# EXERCISE OBJECTIVE
The word "structured" may appear in lines of the data; say how many such lines there are, with nothing beyond the number.
==== RECORDS PROVIDED ====
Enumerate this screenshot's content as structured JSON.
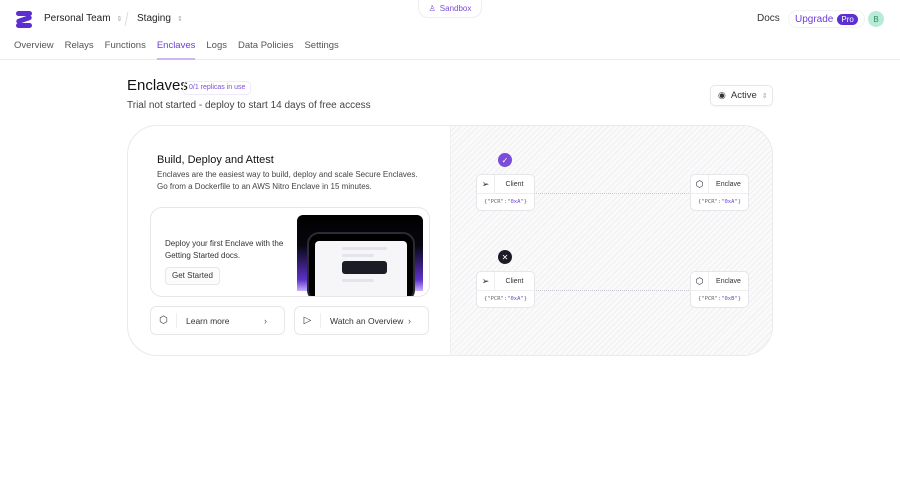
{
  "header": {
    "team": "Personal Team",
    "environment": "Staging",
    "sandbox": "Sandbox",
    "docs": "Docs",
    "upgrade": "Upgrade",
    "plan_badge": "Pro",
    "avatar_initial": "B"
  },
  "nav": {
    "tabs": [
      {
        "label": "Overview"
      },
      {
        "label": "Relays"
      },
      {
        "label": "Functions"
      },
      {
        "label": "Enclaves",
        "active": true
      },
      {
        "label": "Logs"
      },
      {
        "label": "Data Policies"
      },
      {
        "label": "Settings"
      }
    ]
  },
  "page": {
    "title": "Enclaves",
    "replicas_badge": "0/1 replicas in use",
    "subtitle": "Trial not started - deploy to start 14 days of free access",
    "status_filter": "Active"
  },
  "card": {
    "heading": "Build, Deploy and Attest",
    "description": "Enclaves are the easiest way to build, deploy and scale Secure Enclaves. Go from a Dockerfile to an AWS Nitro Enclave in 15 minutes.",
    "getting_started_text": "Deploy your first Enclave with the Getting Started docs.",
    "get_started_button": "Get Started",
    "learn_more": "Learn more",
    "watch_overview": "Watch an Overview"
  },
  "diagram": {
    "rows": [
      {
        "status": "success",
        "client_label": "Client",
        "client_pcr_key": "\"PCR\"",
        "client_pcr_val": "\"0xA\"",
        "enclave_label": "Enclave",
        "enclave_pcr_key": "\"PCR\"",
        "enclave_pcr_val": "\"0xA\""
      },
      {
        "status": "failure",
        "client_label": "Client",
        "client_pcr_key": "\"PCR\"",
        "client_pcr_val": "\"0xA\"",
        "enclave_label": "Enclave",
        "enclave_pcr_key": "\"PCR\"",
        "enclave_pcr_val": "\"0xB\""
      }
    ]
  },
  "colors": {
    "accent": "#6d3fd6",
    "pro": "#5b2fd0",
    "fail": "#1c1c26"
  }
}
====
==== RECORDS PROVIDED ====
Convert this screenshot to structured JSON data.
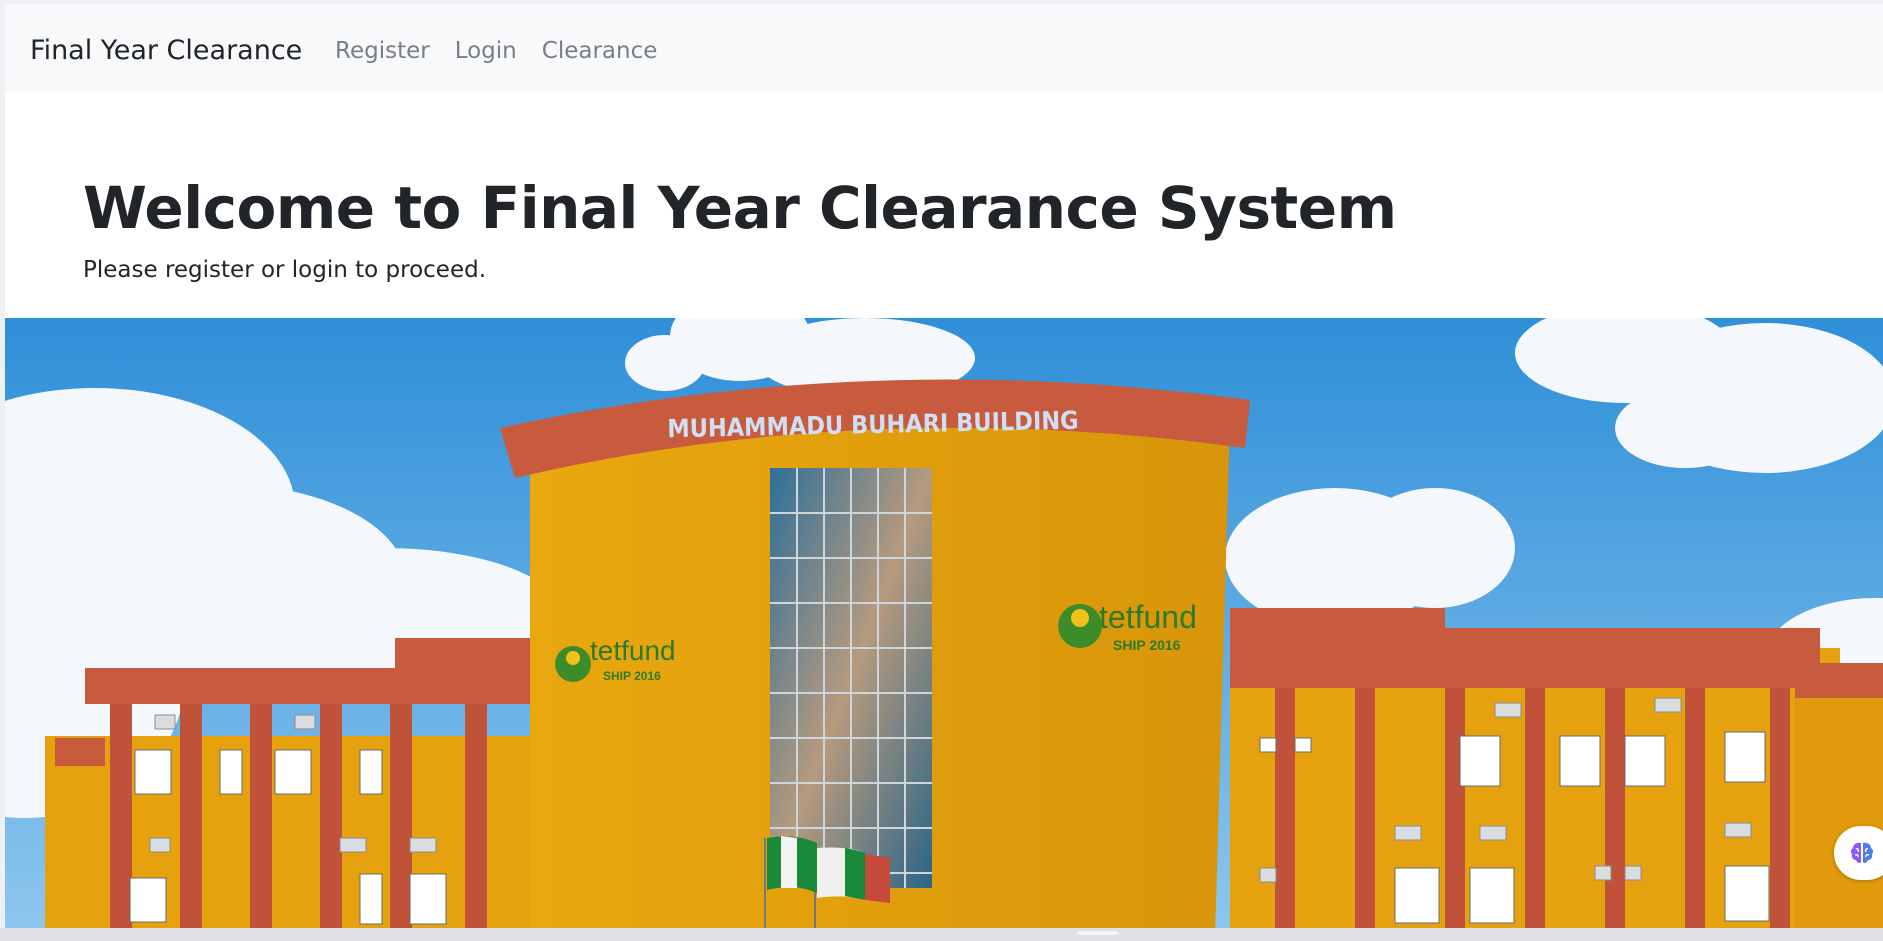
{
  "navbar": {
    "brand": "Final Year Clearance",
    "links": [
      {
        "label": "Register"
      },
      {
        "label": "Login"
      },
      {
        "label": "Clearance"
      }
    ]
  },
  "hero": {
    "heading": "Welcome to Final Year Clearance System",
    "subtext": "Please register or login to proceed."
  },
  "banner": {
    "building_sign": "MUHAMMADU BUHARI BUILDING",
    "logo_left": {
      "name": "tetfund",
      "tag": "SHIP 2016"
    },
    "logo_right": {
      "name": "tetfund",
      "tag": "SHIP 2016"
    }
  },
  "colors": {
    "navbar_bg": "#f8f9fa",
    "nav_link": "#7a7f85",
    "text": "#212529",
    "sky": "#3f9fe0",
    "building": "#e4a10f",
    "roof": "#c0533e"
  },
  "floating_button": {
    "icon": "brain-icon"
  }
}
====
# RESPONSE
2